Neve 2254 and Neve 33609 Compressors

Here we have two legendary compressor designs, both of which come from the storied Neve brand. The Neve 2254 is a classic mono limiter/compressor that is known for its rich, colorful tone and ability to thicken up weaker sounding sources.

Neve's 33609 compressor is also a diode bridge style compressor but has a sound and function all its own. Think faster and punchier. This classic stereo model features separate compressor and limiter sections per channel and is a must on the mix bus.

Neve 31102 and Neve 1100 Mic Pre/EQs

More masterful designs from Neve, including the brand's 31102 and 1100 mic pre/EQs. 31102 modules are known for being in the heavy-hitting Neve consoles of the 1970s like the 8058 and 8068. The 1100 modules feature a similar design, but uses Class A/B technology and has detented pots for easy recall.

Universal Audio 610 Custom-Built Console

Universal Audio's Bill Putnam is one of the godfathers of the recording studio and his 610 console has been used on some of the best albums ever committed to tape. Neil Young's Harvest, The Doors' LA Woman, and The Beach Boys' Pet Sounds were all recorded using Putnam's classic desk.

This particular Universal Audio 610 console is a custom-build, which features five original UA 610 A mic pres and six UA 610 B mic pres built by Steve Firlotte of Inward Connections.
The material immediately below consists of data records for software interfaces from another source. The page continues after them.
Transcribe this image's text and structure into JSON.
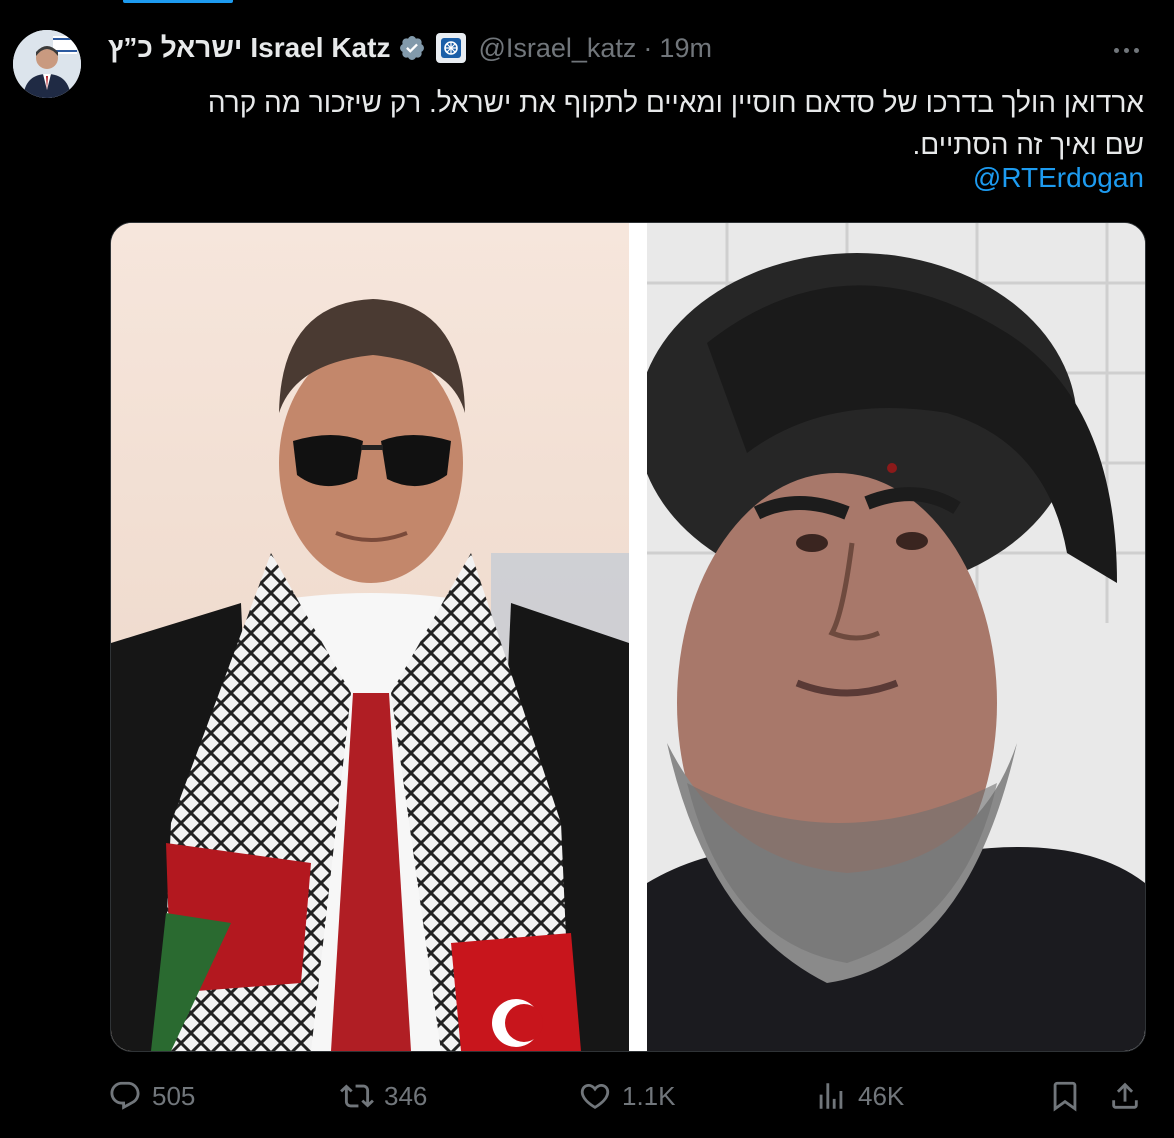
{
  "tweet": {
    "author_name": "Israel Katz",
    "author_name_hebrew": "ישראל כ”ץ",
    "handle": "@Israel_katz",
    "separator": "·",
    "time": "19m",
    "text_line1": "ארדואן הולך בדרכו של סדאם חוסיין ומאיים לתקוף את ישראל. רק שיזכור מה קרה",
    "text_line2": "שם ואיך זה הסתיים.",
    "mention": "@RTErdogan"
  },
  "actions": {
    "replies": "505",
    "reposts": "346",
    "likes": "1.1K",
    "views": "46K"
  },
  "icons": {
    "verified": "verified-badge-icon",
    "affiliation": "government-affiliation-icon",
    "more": "more-options-icon",
    "reply": "reply-icon",
    "repost": "repost-icon",
    "like": "heart-icon",
    "views": "views-icon",
    "bookmark": "bookmark-icon",
    "share": "share-icon"
  },
  "colors": {
    "background": "#000000",
    "text": "#e7e9ea",
    "muted": "#71767b",
    "link": "#1d9bf0"
  }
}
The desk was most recently owned by Arcade Fire, and the band used it for tracking the rhythm section on their album, Everything Now.

A Trio Of EMT 140 Plate Reverbs

The German company EMT first created artificial reverb units in 1957 to forgo the need of a classic echo chamber. While a massive 600-pound wooden box might not seem like a real space saver (especially compared to the plug-ins of today), EMT 140s certainly did the trick.

These units employ a steel frame that holds a large thin piece of sheet metal via springs attached to each corner of the outer structure. At the center of the piece of sheet metal, there is a transducer, which gets a signal from the studio's control room. The transducer vibrates the sheet metal and two pickups mounted to the plate pick up the resulting vibrations. The decay time of the reverb is controlled via dampener on the top of the EMT 140.

Vintage White API Audio Console

Vintage King Audio has become known for our masterful restoration work when it comes to vintage studio gear, especially recording consoles. This rare API Audio desk is owned by Electric Lady, and marks the second time that the world-famous studio has tasked Vintage King with reviving one of their consoles. Click here to read about our faithful restoration of their Neve 8078 in 2011.

If you're a fan of API Audio, you'll note the rarity of seeing one of the brand's consoles in white. Typically, all of API Audio's gear comes in their classic black and blue colors, so this desk is truly a unique find. The console itself is very similar to the one that formerly was located at the White Room, Mike and Andrew Nehra's studio where Vintage King Audio was started.

Scotty IulianelliDid something catch your eye in Reverb's video? We're here to help you make all your vintage gear dreams come true! Contact a Vintage King Audio Consultant via email or by phone at 866.644.0160 if you'd like to bring one of these classic pieces home today.